Three weeks ago, 130 scientists, entrepreneurs and policy leaders held an invitation-only, closed-door meeting at Harvard University to discuss an ambitious plan to create synthetic human genomes. Now, after a flurry of criticism over the secrecy of the effort, the participants have published their idea, declaring that they're launching a project to radically reduce the cost of synthesizing genomes -- a potentially revolutionary development in biotechnology that could enable technicians to grow human organs for transplantation.
The announcement, published Thursday in the journal Science, is the latest sign that biotechnology is going through a rapidly advancing but ethically fraught period.
Ref: The Genome Project–Write. Science (2 June 2016) | DOI: 10.1126/science.aaf6850
The Human Genome Project (“HGP-read”) nominally completed in 2004 aimed to sequence the human genome and improve technology, cost, and quality of DNA sequencing (1, 2). It was biology’s first genome-scale project, and at the time was considered controversial by some. Now it is recognized as one of the great feats of exploration, one that has revolutionized science and medicine.

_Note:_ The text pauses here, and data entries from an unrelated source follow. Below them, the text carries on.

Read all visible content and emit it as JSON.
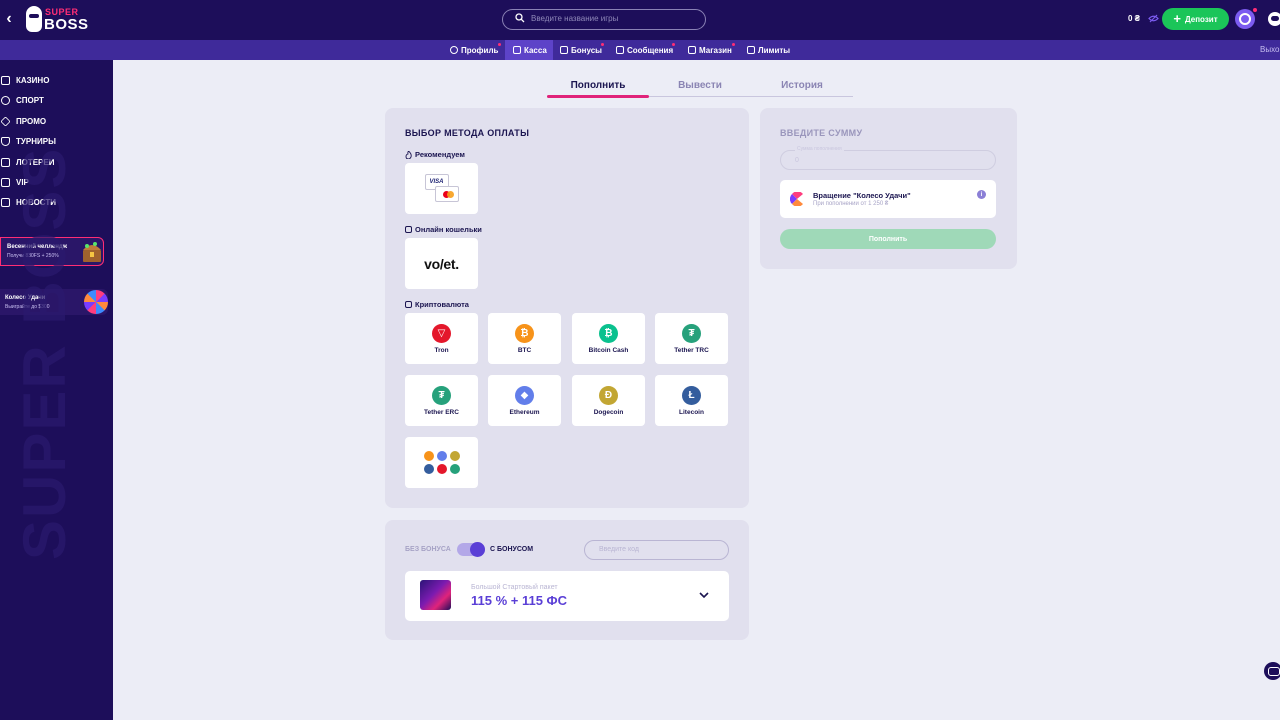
{
  "header": {
    "logo_top": "SUPER",
    "logo_bottom": "BOSS",
    "search_placeholder": "Введите название игры",
    "balance": "0 ₴",
    "deposit_label": "Депозит"
  },
  "subnav": {
    "items": [
      {
        "label": "Профиль",
        "icon": "user-icon"
      },
      {
        "label": "Касса",
        "icon": "wallet-icon",
        "active": true
      },
      {
        "label": "Бонусы",
        "icon": "gift-icon"
      },
      {
        "label": "Сообщения",
        "icon": "message-icon"
      },
      {
        "label": "Магазин",
        "icon": "shop-icon"
      },
      {
        "label": "Лимиты",
        "icon": "sliders-icon"
      }
    ],
    "logout": "Выхо"
  },
  "sidebar": {
    "items": [
      {
        "label": "КАЗИНО",
        "icon": "casino-icon"
      },
      {
        "label": "СПОРТ",
        "icon": "sport-icon"
      },
      {
        "label": "ПРОМО",
        "icon": "diamond-icon"
      },
      {
        "label": "ТУРНИРЫ",
        "icon": "trophy-icon"
      },
      {
        "label": "ЛОТЕРЕИ",
        "icon": "ticket-icon"
      },
      {
        "label": "VIP",
        "icon": "crown-icon"
      },
      {
        "label": "НОВОСТИ",
        "icon": "news-icon"
      }
    ],
    "promo1": {
      "title": "Весенний челлендж",
      "subtitle": "Получи 830FS + 250%"
    },
    "promo2": {
      "title": "Колесо Удачи",
      "subtitle": "Выиграйте до $300"
    },
    "bg_text": "SUPER BOSS"
  },
  "tabs": [
    {
      "label": "Пополнить",
      "active": true
    },
    {
      "label": "Вывести"
    },
    {
      "label": "История"
    }
  ],
  "methods": {
    "title": "ВЫБОР МЕТОДА ОПЛАТЫ",
    "sections": {
      "recommended": "Рекомендуем",
      "wallets": "Онлайн кошельки",
      "crypto": "Криптовалюта"
    },
    "visa_label": "VISA",
    "volet_label": "vo/et.",
    "crypto": [
      {
        "label": "Tron",
        "color": "#E4172B",
        "glyph": "▽"
      },
      {
        "label": "BTC",
        "color": "#F7931A",
        "glyph": "₿"
      },
      {
        "label": "Bitcoin Cash",
        "color": "#0AC18E",
        "glyph": "₿"
      },
      {
        "label": "Tether TRC",
        "color": "#26A17B",
        "glyph": "₮"
      },
      {
        "label": "Tether ERC",
        "color": "#26A17B",
        "glyph": "₮"
      },
      {
        "label": "Ethereum",
        "color": "#627EEA",
        "glyph": "◆"
      },
      {
        "label": "Dogecoin",
        "color": "#C2A633",
        "glyph": "Ð"
      },
      {
        "label": "Litecoin",
        "color": "#345D9D",
        "glyph": "Ł"
      }
    ]
  },
  "bonus": {
    "no_bonus": "БЕЗ БОНУСА",
    "with_bonus": "С БОНУСОМ",
    "code_placeholder": "Введите код",
    "package_name": "Большой Стартовый пакет",
    "package_value": "115 % + 115 ФС"
  },
  "amount": {
    "title": "ВВЕДИТЕ СУММУ",
    "field_label": "Сумма пополнения",
    "field_value": "0",
    "wheel_title": "Вращение \"Колесо Удачи\"",
    "wheel_sub": "При пополнении от 1 250 ₴",
    "pay_label": "Пополнить"
  },
  "colors": {
    "header_bg": "#1D0E5A",
    "subnav_bg": "#3F2A9A",
    "accent_pink": "#E0237A",
    "deposit_green": "#1BC559",
    "purple": "#5A3FD6"
  }
}
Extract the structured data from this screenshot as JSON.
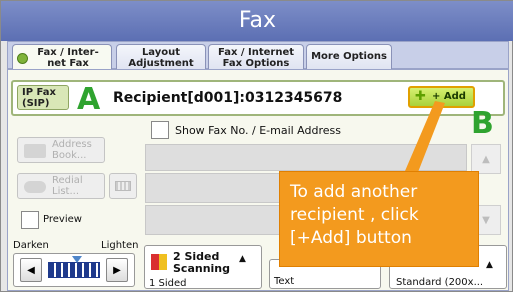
{
  "window": {
    "title": "Fax"
  },
  "tabs": [
    {
      "label": "Fax / Inter-\nnet Fax",
      "active": true
    },
    {
      "label": "Layout\nAdjustment",
      "active": false
    },
    {
      "label": "Fax / Internet\nFax Options",
      "active": false
    },
    {
      "label": "More Options",
      "active": false
    }
  ],
  "recipient": {
    "type_label": "IP Fax\n(SIP)",
    "value": "Recipient[d001]:0312345678",
    "add_label": "+ Add"
  },
  "markers": {
    "a": "A",
    "b": "B"
  },
  "show_fax_no_label": "Show Fax No. / E-mail Address",
  "side_buttons": {
    "address_book": "Address\nBook...",
    "redial": "Redial\nList..."
  },
  "preview_label": "Preview",
  "density": {
    "darken": "Darken",
    "lighten": "Lighten"
  },
  "scan": {
    "label": "2 Sided\nScanning",
    "value": "1 Sided"
  },
  "image_type": {
    "value": "Text"
  },
  "resolution": {
    "value": "Standard (200x..."
  },
  "callout": {
    "line1": "To add another",
    "line2": "recipient , click",
    "line3": "[+Add] button"
  },
  "colors": {
    "callout": "#f39a1e",
    "marker": "#2fa32f",
    "add_button": "#b7dc48"
  },
  "icons": [
    "address-book-icon",
    "redial-icon",
    "keyboard-icon",
    "add-plus-icon",
    "scan-sides-icon"
  ]
}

Although sequencing, analyzing, and editing DNA continue to advance at breakneck pace, the capability to construct DNA sequences in cells is mostly limited to a small number of short segments, restricting the ability to manipulate and understand biological systems. Further understanding of genetic blueprints could come from construction of large, gigabase (Gb)–sized animal and plant genomes, including the human genome, which would in turn drive development of tools and methods to facilitate large-scale synthesis and editing of genomes. To this end, we propose the Human Genome Project–Write (HGP-write).